For those with little access to healthcare, a single experience of feeling unseen or unheard by medical providers can catalyze a lifetime distrust of the system, said Carmen Villar, vice president of Social Business Innovation at Merck.
“If mothers have a poor experience, immediately that kills the trust and their view of the system, and it can prevent them from ever returning,” Villar told us. “We also know that in the U.S. and in many cultures, women are often making decisions for the family about health care. If a mom has a bad experience, she may not bring her family back to receive care, because she doesn’t want them to be disrespected.”
Merck for Mothers, part of Merck’s Social Business Innovation portfolio, wasestablished in 2011 to address maternal healthcare disparities and improve outcomes for mothers. It’s a concrete example of ways in which a healthcare company can identify an area the system is failing and take meaningful steps to move the needle in the opposite direction, Melngailis said.
Along with Kenya, Nigeria and India, the U.S. is a key focus area for Merck for Mothers. Its Safer Childbirth Cities initiative supports community-based organizations in U.S. cities with high maternal mortality rates, with the aim of reversing these trends.
Having launched in 2018 in 10 cities, including Atlanta, New Orleans and Philadelphia, the initiative plans to expand to 10 more cities this year. “The focus is quality of care and respect for women,” Villar said. “This is important, because without this kind of community engagement on the front lines, you don't have trust.”
Meeting the moment: An opportunity to rebuild trust
The COVID-19 pandemic has laid healthcare racial disparities bare, and the resurgence of the Black Lives Matter movement following the murders of Ahmaud Arbery, Breonna Taylor and George Floyd, to name just a few, only serve to amplify the conversation. The meeting of these moments offers challenges, but also opportunities for healthcare systems to address their historical shortcomings and begin to do better.

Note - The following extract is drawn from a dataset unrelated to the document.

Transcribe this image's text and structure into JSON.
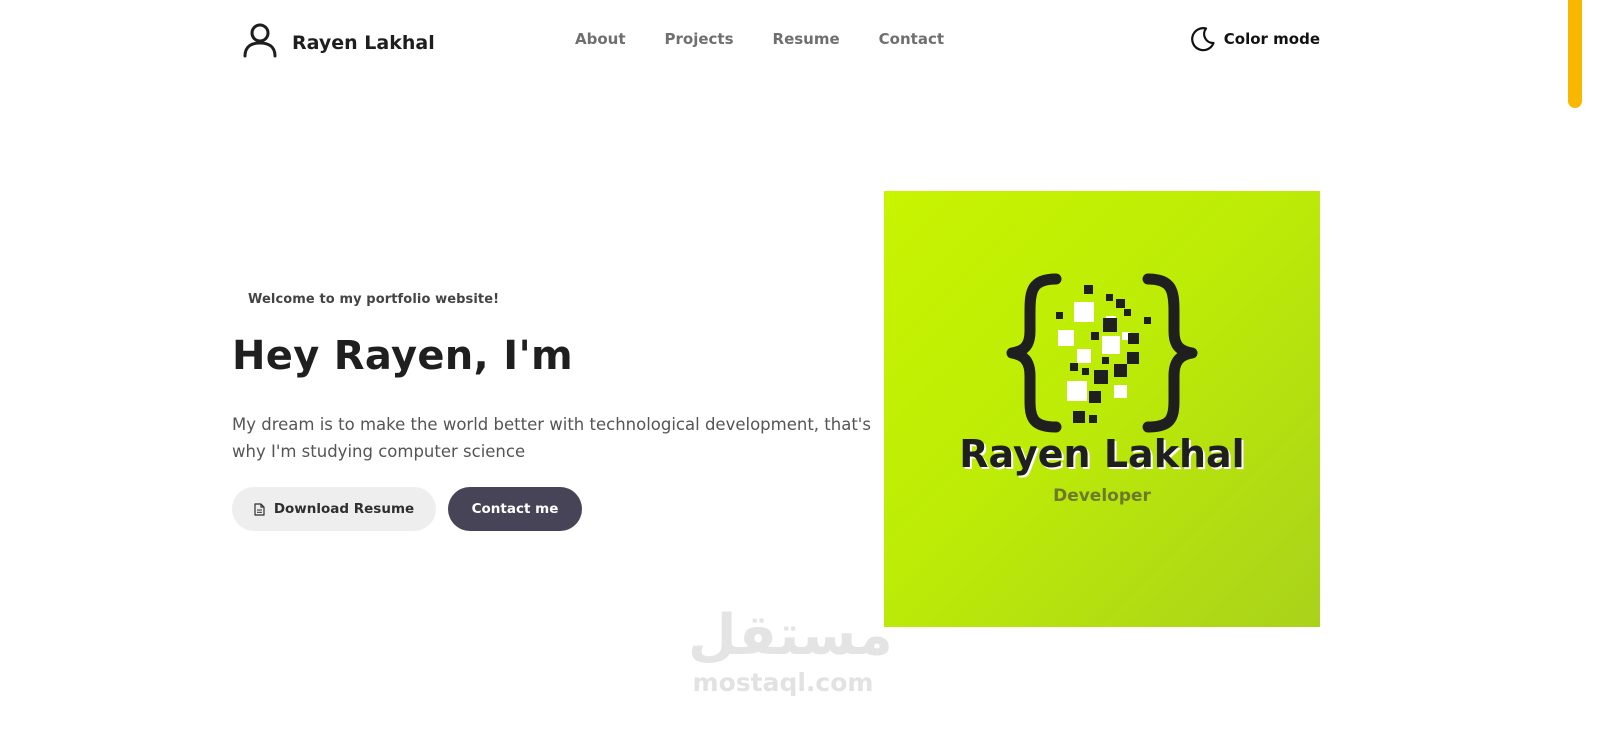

“This is a great time for healthcare companies to reach out to the community,” Martin said. Leaning on his expertise in communicating authentically with multicultural communities, he suggested a three-point plan for short-term action.
First, support Black healthcare providers: Though studies show Black patients’ outcomes improve when they see Black doctors, only 4 percent of practicing U.S. physicians are Black. Next, help to finance community-based organizations that already doing the hard work to address systemic inequalities in the communities you serve. And, finally, ensure your staff is educating themselves about diverse cultural experiences on a regular basis, “not a one-off, but something that happens every month or two,” Martin said.

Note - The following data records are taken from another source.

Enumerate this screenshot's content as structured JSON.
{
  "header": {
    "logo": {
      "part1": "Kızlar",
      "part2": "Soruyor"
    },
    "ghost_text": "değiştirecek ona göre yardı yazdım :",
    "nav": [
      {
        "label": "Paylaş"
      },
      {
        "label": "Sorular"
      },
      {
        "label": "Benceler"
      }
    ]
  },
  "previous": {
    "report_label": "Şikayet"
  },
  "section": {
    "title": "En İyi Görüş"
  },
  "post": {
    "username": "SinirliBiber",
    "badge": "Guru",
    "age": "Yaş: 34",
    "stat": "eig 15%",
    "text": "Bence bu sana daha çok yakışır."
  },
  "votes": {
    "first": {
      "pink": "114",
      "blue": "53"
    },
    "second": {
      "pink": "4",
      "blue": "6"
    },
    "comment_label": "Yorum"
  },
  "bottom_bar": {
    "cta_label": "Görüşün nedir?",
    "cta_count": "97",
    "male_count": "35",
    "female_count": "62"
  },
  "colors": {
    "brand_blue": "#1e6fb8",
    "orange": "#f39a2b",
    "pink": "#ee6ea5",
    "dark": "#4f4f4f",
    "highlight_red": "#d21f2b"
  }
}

“It will take some time,” he told us. "Many industries, healthcare included, want to get things done immediately. They want to say they solved the problem. And it’s just not possible. We're talking about decades and centuries worth of distrust and systemic barriers that need to be uprooted. The industry is going to have to put in a sustained effort around reshaping its commitment to diverse communities.”

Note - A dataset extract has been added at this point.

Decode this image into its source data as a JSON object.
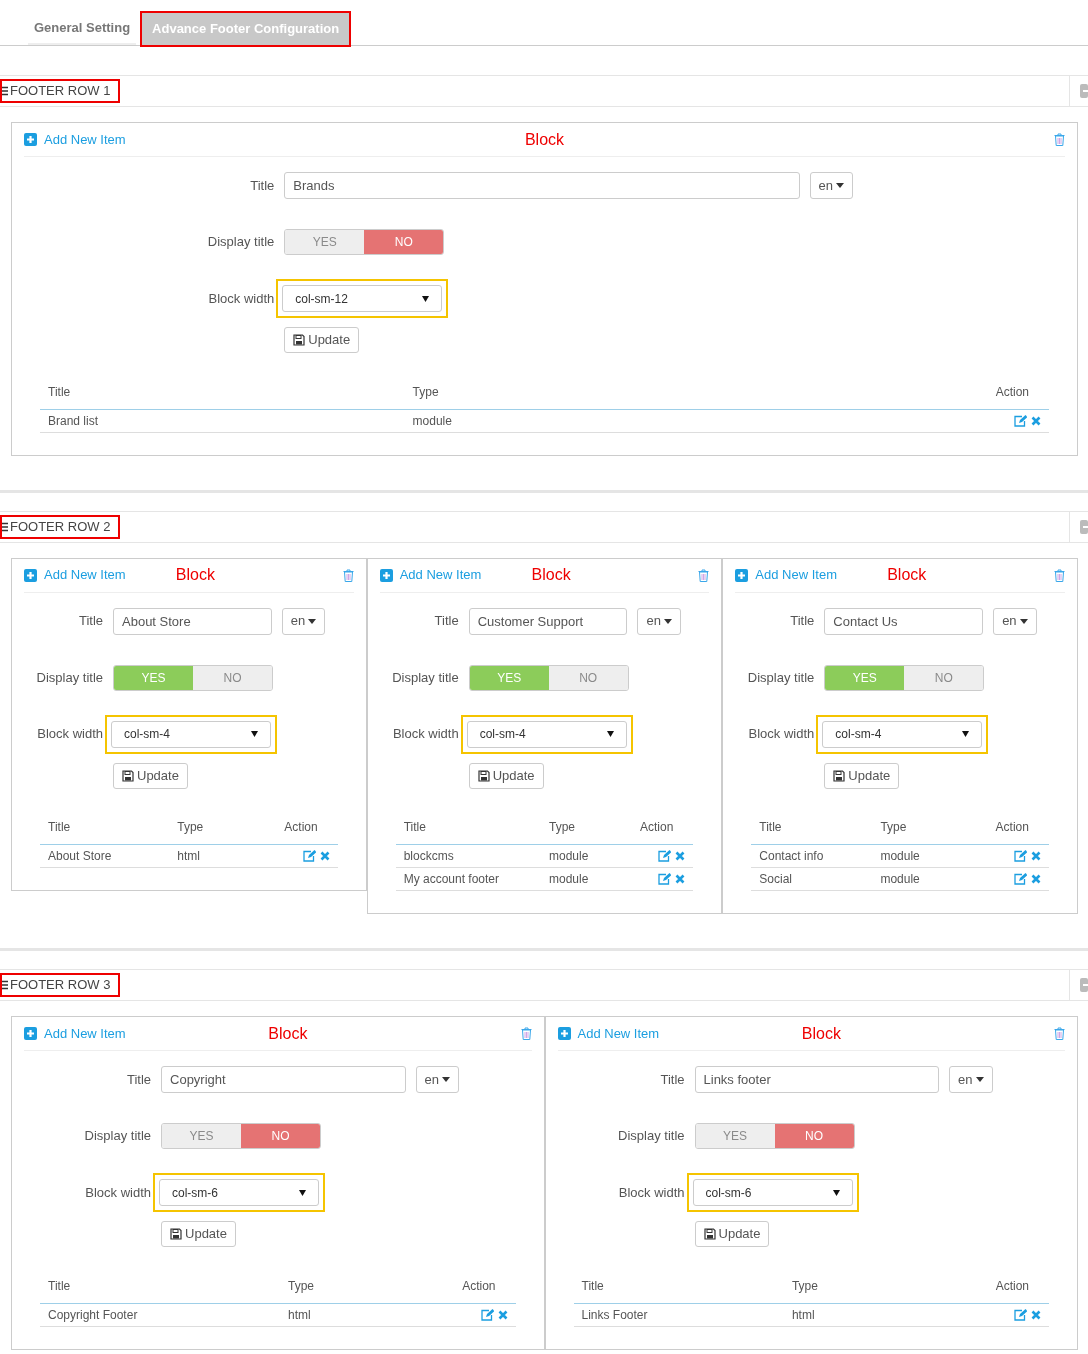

As the race for a COVID-19 vaccine continues, the healthcare sector is challenged to be mindful of critical gaps and make certain that historically underserved communities are not left behind. It won’t be easy. In these times of extreme nationalism, there may be resistance to making a vaccine universal, and given generations of distrust, it will take work to ensure that when a vaccine is available, people of all backgrounds are ready and willing to take advantage of it. Only by embracing its responsibility to care for all equally will the healthcare sector truly begin to deliver on its potential. Lives are at stake, and the time to act is now.
This article series is sponsored by GCI Health and produced by the TriplePundit editorial team.
Image credit: Matheus Ferrero/Unsplash